___ Records shown
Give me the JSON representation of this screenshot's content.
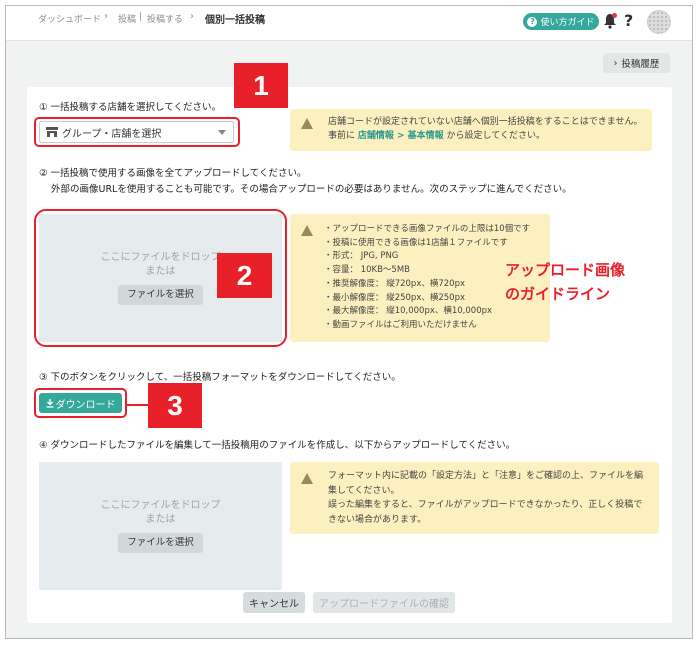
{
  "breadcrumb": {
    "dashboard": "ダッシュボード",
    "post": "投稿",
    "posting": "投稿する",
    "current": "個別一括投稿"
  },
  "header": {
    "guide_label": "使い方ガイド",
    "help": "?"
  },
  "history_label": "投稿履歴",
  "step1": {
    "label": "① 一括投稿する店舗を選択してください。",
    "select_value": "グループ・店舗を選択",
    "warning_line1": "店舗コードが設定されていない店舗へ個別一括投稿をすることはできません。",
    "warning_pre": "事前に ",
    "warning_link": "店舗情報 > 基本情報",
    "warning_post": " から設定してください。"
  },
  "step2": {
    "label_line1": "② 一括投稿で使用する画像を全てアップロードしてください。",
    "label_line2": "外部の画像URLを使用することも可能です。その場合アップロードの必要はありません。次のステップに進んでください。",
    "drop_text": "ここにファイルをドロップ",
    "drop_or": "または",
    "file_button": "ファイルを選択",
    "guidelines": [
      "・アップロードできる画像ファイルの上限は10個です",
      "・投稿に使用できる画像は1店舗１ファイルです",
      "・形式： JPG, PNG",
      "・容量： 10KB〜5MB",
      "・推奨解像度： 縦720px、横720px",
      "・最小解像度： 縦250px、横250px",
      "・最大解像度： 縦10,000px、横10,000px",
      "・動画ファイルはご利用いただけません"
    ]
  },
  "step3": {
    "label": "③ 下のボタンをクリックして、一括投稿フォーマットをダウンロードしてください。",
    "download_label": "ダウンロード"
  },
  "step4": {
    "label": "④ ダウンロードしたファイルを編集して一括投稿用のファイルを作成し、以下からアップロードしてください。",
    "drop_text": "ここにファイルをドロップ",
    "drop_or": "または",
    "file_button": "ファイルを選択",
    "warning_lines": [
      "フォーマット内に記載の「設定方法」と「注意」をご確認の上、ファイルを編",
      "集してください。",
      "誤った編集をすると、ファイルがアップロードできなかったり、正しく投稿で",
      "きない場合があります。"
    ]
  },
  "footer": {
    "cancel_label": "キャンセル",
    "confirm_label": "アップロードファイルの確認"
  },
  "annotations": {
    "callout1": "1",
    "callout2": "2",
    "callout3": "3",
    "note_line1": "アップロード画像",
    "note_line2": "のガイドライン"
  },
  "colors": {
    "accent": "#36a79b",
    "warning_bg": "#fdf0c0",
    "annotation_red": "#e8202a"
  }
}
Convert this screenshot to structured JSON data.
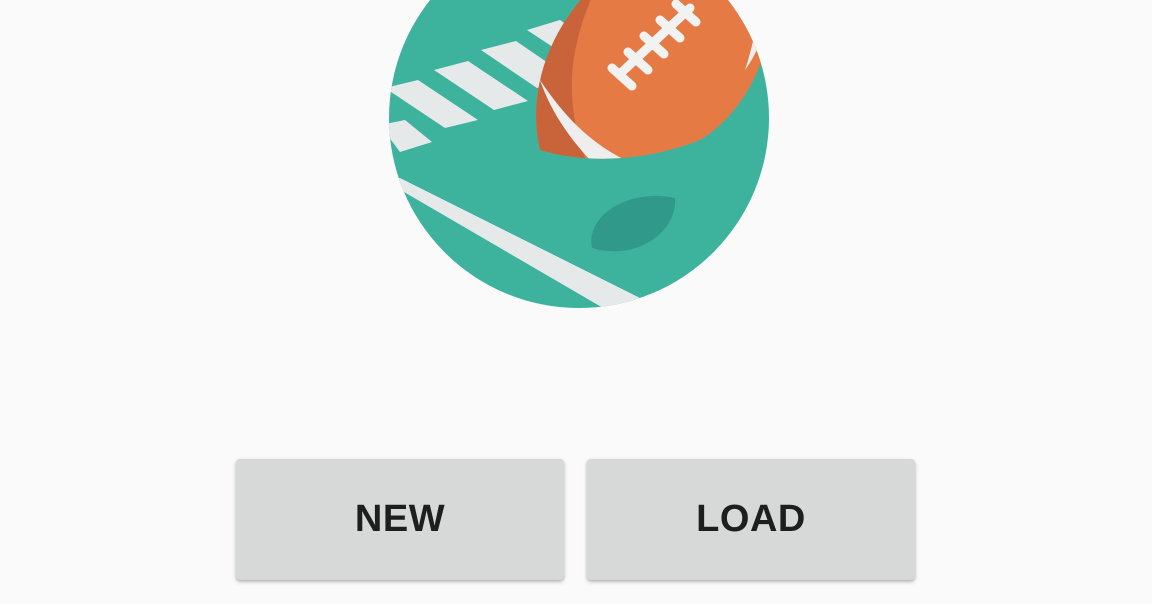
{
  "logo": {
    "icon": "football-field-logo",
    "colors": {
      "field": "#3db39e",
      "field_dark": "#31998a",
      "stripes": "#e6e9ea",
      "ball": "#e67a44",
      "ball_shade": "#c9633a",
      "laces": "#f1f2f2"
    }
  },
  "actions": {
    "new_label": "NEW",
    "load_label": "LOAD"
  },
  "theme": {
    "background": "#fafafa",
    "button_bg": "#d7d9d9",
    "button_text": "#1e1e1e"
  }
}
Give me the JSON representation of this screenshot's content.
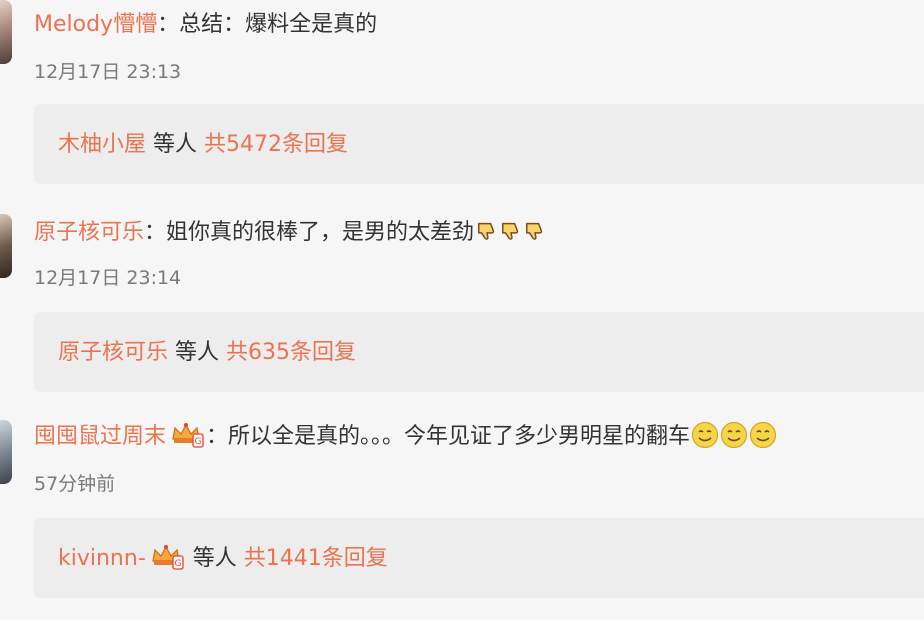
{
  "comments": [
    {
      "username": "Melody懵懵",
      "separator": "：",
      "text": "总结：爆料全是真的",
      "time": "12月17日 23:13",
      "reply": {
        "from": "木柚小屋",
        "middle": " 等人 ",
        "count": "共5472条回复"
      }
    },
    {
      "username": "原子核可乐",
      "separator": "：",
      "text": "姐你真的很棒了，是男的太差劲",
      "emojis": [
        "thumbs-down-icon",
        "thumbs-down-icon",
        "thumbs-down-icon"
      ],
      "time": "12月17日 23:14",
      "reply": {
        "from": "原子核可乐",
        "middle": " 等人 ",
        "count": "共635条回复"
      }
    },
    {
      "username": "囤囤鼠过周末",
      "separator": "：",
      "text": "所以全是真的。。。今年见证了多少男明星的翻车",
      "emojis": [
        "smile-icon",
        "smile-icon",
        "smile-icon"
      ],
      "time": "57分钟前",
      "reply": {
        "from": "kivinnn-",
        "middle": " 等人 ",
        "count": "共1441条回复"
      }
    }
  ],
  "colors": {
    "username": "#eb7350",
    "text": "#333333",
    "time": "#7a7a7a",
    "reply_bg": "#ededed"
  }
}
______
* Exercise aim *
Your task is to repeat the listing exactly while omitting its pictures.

* Solution to this problem *
Give me the JSON representation of this screenshot's content.
{
  "breadcrumb": {
    "dashboard": "ダッシュボード",
    "post": "投稿",
    "posting": "投稿する",
    "current": "個別一括投稿"
  },
  "header": {
    "guide_label": "使い方ガイド",
    "help": "?"
  },
  "history_label": "投稿履歴",
  "step1": {
    "label": "① 一括投稿する店舗を選択してください。",
    "select_value": "グループ・店舗を選択",
    "warning_line1": "店舗コードが設定されていない店舗へ個別一括投稿をすることはできません。",
    "warning_pre": "事前に ",
    "warning_link": "店舗情報 > 基本情報",
    "warning_post": " から設定してください。"
  },
  "step2": {
    "label_line1": "② 一括投稿で使用する画像を全てアップロードしてください。",
    "label_line2": "外部の画像URLを使用することも可能です。その場合アップロードの必要はありません。次のステップに進んでください。",
    "drop_text": "ここにファイルをドロップ",
    "drop_or": "または",
    "file_button": "ファイルを選択",
    "guidelines": [
      "・アップロードできる画像ファイルの上限は10個です",
      "・投稿に使用できる画像は1店舗１ファイルです",
      "・形式： JPG, PNG",
      "・容量： 10KB〜5MB",
      "・推奨解像度： 縦720px、横720px",
      "・最小解像度： 縦250px、横250px",
      "・最大解像度： 縦10,000px、横10,000px",
      "・動画ファイルはご利用いただけません"
    ]
  },
  "step3": {
    "label": "③ 下のボタンをクリックして、一括投稿フォーマットをダウンロードしてください。",
    "download_label": "ダウンロード"
  },
  "step4": {
    "label": "④ ダウンロードしたファイルを編集して一括投稿用のファイルを作成し、以下からアップロードしてください。",
    "drop_text": "ここにファイルをドロップ",
    "drop_or": "または",
    "file_button": "ファイルを選択",
    "warning_lines": [
      "フォーマット内に記載の「設定方法」と「注意」をご確認の上、ファイルを編",
      "集してください。",
      "誤った編集をすると、ファイルがアップロードできなかったり、正しく投稿で",
      "きない場合があります。"
    ]
  },
  "footer": {
    "cancel_label": "キャンセル",
    "confirm_label": "アップロードファイルの確認"
  },
  "annotations": {
    "callout1": "1",
    "callout2": "2",
    "callout3": "3",
    "note_line1": "アップロード画像",
    "note_line2": "のガイドライン"
  },
  "colors": {
    "accent": "#36a79b",
    "warning_bg": "#fdf0c0",
    "annotation_red": "#e8202a"
  }
}
Convert this screenshot to structured JSON data.
{
  "logo": {
    "icon": "football-field-logo",
    "colors": {
      "field": "#3db39e",
      "field_dark": "#31998a",
      "stripes": "#e6e9ea",
      "ball": "#e67a44",
      "ball_shade": "#c9633a",
      "laces": "#f1f2f2"
    }
  },
  "actions": {
    "new_label": "NEW",
    "load_label": "LOAD"
  },
  "theme": {
    "background": "#fafafa",
    "button_bg": "#d7d9d9",
    "button_text": "#1e1e1e"
  }
}
Give me the JSON representation of this screenshot's content.
{
  "comments": [
    {
      "username": "Melody懵懵",
      "separator": "：",
      "text": "总结：爆料全是真的",
      "time": "12月17日 23:13",
      "reply": {
        "from": "木柚小屋",
        "middle": " 等人 ",
        "count": "共5472条回复"
      }
    },
    {
      "username": "原子核可乐",
      "separator": "：",
      "text": "姐你真的很棒了，是男的太差劲",
      "emojis": [
        "thumbs-down-icon",
        "thumbs-down-icon",
        "thumbs-down-icon"
      ],
      "time": "12月17日 23:14",
      "reply": {
        "from": "原子核可乐",
        "middle": " 等人 ",
        "count": "共635条回复"
      }
    },
    {
      "username": "囤囤鼠过周末",
      "separator": "：",
      "text": "所以全是真的。。。今年见证了多少男明星的翻车",
      "emojis": [
        "smile-icon",
        "smile-icon",
        "smile-icon"
      ],
      "time": "57分钟前",
      "reply": {
        "from": "kivinnn-",
        "middle": " 等人 ",
        "count": "共1441条回复"
      }
    }
  ],
  "colors": {
    "username": "#eb7350",
    "text": "#333333",
    "time": "#7a7a7a",
    "reply_bg": "#ededed"
  }
}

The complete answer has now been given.